(102)#\[ w_i^{'} = w_i - \eta \nabla C = w_i - \eta \frac{1}{m} \sum_{i=1}^{m_{j}} \frac{\delta C_{X_j}}{\delta w_k} \]

where the sums are over all the training examples \(X_j\) in the current mini-batch. Then we pick out another randomly chosen mini-batch and train with those. And so on, until we’ve exhausted the training inputs, which is said to complete an epoch of training. At that point we start over with a new training epoch.

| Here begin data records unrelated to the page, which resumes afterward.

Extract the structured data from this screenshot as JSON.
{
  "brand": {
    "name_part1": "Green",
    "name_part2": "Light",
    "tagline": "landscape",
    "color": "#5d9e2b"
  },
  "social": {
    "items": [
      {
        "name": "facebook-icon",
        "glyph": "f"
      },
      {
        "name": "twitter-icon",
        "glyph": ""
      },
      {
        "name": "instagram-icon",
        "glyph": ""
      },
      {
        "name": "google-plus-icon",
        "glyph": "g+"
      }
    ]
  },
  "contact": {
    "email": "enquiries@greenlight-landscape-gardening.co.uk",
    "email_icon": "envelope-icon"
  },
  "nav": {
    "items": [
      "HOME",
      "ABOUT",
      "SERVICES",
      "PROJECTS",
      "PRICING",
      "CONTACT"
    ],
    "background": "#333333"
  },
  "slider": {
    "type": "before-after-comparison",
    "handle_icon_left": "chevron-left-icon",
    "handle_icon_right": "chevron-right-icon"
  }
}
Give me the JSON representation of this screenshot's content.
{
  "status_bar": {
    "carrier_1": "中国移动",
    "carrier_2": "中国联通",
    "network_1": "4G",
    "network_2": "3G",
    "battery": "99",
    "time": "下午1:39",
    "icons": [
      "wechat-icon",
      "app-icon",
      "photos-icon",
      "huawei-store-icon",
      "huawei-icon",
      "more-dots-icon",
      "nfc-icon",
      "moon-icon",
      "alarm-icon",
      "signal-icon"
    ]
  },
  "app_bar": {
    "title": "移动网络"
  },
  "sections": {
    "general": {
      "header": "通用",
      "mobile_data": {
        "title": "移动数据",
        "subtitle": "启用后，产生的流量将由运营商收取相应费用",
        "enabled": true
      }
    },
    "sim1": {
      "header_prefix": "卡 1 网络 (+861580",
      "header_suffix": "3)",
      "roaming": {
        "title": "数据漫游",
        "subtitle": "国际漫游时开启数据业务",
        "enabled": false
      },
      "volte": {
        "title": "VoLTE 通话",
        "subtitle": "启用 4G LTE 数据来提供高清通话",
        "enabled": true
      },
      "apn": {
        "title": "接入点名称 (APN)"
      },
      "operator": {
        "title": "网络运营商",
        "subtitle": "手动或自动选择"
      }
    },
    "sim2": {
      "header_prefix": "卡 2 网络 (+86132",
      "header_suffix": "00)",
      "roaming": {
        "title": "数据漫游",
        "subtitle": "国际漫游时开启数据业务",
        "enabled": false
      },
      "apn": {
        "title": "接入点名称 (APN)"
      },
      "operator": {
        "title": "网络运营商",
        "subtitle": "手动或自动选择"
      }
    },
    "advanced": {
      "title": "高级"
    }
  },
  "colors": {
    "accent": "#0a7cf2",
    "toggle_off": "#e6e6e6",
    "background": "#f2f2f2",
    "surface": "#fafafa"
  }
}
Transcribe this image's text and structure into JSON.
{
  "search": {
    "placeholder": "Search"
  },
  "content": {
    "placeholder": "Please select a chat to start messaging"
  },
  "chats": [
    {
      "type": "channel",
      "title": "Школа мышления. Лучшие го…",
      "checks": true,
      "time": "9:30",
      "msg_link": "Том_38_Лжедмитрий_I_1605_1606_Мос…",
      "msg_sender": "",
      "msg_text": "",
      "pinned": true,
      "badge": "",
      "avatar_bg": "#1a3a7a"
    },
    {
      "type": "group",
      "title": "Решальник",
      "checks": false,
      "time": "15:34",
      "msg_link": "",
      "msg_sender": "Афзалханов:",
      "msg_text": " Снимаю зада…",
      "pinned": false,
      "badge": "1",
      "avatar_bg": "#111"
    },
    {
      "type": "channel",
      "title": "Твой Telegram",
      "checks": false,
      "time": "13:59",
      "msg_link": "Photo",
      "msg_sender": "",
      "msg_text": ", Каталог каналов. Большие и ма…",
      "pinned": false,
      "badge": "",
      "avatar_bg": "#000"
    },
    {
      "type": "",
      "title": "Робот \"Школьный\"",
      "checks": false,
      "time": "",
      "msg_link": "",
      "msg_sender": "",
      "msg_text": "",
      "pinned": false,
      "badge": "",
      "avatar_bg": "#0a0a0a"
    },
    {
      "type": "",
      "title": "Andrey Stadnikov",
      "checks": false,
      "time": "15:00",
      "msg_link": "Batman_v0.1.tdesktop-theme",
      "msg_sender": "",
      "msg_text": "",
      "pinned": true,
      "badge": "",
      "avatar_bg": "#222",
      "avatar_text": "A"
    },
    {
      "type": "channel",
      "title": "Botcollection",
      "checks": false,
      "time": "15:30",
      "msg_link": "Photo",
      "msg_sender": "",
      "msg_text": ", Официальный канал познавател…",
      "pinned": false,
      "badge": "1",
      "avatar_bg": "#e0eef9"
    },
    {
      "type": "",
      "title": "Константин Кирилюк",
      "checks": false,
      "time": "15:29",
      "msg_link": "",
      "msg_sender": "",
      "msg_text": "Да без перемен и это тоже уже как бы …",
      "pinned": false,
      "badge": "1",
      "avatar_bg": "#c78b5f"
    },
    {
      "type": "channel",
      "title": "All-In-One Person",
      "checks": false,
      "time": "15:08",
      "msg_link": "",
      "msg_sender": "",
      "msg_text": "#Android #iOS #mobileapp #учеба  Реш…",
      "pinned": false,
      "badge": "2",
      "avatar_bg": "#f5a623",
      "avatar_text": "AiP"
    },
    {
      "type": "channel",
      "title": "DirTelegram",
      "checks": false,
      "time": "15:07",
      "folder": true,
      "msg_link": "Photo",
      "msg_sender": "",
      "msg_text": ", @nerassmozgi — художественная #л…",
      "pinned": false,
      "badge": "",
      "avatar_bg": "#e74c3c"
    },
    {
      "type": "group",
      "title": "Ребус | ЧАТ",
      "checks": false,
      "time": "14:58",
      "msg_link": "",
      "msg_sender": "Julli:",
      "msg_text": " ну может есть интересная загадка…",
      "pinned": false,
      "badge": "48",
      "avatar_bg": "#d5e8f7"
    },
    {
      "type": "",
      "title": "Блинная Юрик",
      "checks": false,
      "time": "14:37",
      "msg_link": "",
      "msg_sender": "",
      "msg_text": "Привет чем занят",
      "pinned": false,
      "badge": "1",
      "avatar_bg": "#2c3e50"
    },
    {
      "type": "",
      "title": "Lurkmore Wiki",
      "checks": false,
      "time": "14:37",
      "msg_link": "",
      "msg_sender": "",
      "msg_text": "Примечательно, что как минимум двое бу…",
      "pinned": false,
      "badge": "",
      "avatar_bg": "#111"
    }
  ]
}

We can think of stochastic gradient descent as being like political polling: it’s much easier to sample a small mini-batch than it is to apply gradient descent to the full batch, just as carrying out a poll is easier than running a full election. For example, if we have a training set of size \(n=60,000\), as in MNIST, and choose a mini-batch size of (say) \(m=10\), this means we’ll get a factor of \(6,000\) speedup in estimating the gradient! Another example would be instead of calculating the average cost gradient for all four students, calculate three students and pray that those randomly chosen three students can represent the four students on average. Of course, the estimate won’t be perfect - there will be statistical fluctuations - but it doesn’t need to be perfect: all we really care about is moving in a general direction that will help decrease \(C\), and that means we don’t need an exact computation of the gradient. In practice, stochastic gradient descent is a commonly used and powerful technique for learning in neural networks, and it’s the basis for most of the learning techniques we’ll develop in this book.

Recall from the chapter backpropagation that the code of backprop method was contained in the update_mini_batch of the Network class. In particular, the update_mini_batch method updates the Network’s weights and biases by computing the gradient for the current mini_batch of training examples:

class Network(object):
    def update_mini_batch(self, mini_batch, eta):
        """Update the network's weights and biases by applying
        gradient descent using backpropagation to a single mini batch.
        The "mini_batch" is a list of tuples "(x, y)", and "eta"
        is the learning rate."""
        nabla_b = [np.zeros(b.shape) for b in self.biases]
        nabla_w = [np.zeros(w.shape) for w in self.weights]
        for x, y in mini_batch:
            delta_nabla_b, delta_nabla_w = self.backprop(x, y)
            nabla_b = [nb+dnb for nb, dnb in zip(nabla_b, delta_nabla_b)]
            nabla_w = [nw+dnw for nw, dnw in zip(nabla_w, delta_nabla_w)]
        self.weights = [w-(eta/len(mini_batch))*nw 
                        for w, nw in zip(self.weights, nabla_w)]
        self.biases = [b-(eta/len(mini_batch))*nb 
                       for b, nb in zip(self.biases, nabla_b)]